SOURCE MATERIAL -
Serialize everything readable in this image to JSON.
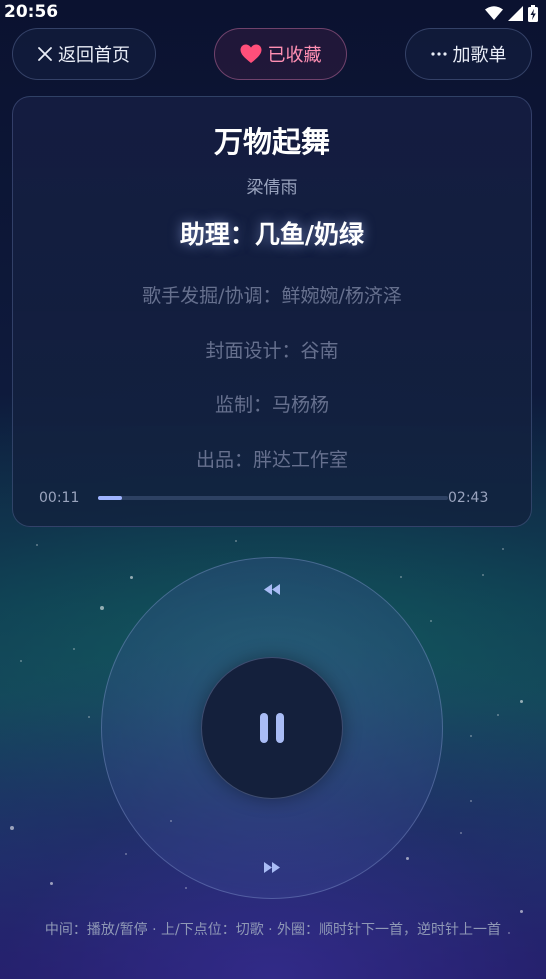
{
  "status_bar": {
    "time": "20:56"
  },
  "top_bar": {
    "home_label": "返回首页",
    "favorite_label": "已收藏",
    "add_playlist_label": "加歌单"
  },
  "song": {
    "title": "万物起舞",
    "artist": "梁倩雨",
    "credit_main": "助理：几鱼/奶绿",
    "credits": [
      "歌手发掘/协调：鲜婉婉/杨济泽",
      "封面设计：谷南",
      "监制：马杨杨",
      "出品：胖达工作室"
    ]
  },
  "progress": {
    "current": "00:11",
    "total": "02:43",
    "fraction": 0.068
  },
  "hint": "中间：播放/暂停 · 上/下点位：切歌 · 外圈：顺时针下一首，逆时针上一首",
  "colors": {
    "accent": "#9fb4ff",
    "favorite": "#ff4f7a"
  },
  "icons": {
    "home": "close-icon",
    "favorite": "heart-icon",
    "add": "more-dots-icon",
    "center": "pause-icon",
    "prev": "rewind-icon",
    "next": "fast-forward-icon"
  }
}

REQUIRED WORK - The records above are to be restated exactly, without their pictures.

REPLY -
Serialize everything readable in this image to JSON.
{
  "status_bar": {
    "time": "20:56"
  },
  "top_bar": {
    "home_label": "返回首页",
    "favorite_label": "已收藏",
    "add_playlist_label": "加歌单"
  },
  "song": {
    "title": "万物起舞",
    "artist": "梁倩雨",
    "credit_main": "助理：几鱼/奶绿",
    "credits": [
      "歌手发掘/协调：鲜婉婉/杨济泽",
      "封面设计：谷南",
      "监制：马杨杨",
      "出品：胖达工作室"
    ]
  },
  "progress": {
    "current": "00:11",
    "total": "02:43",
    "fraction": 0.068
  },
  "hint": "中间：播放/暂停 · 上/下点位：切歌 · 外圈：顺时针下一首，逆时针上一首",
  "colors": {
    "accent": "#9fb4ff",
    "favorite": "#ff4f7a"
  },
  "icons": {
    "home": "close-icon",
    "favorite": "heart-icon",
    "add": "more-dots-icon",
    "center": "pause-icon",
    "prev": "rewind-icon",
    "next": "fast-forward-icon"
  }
}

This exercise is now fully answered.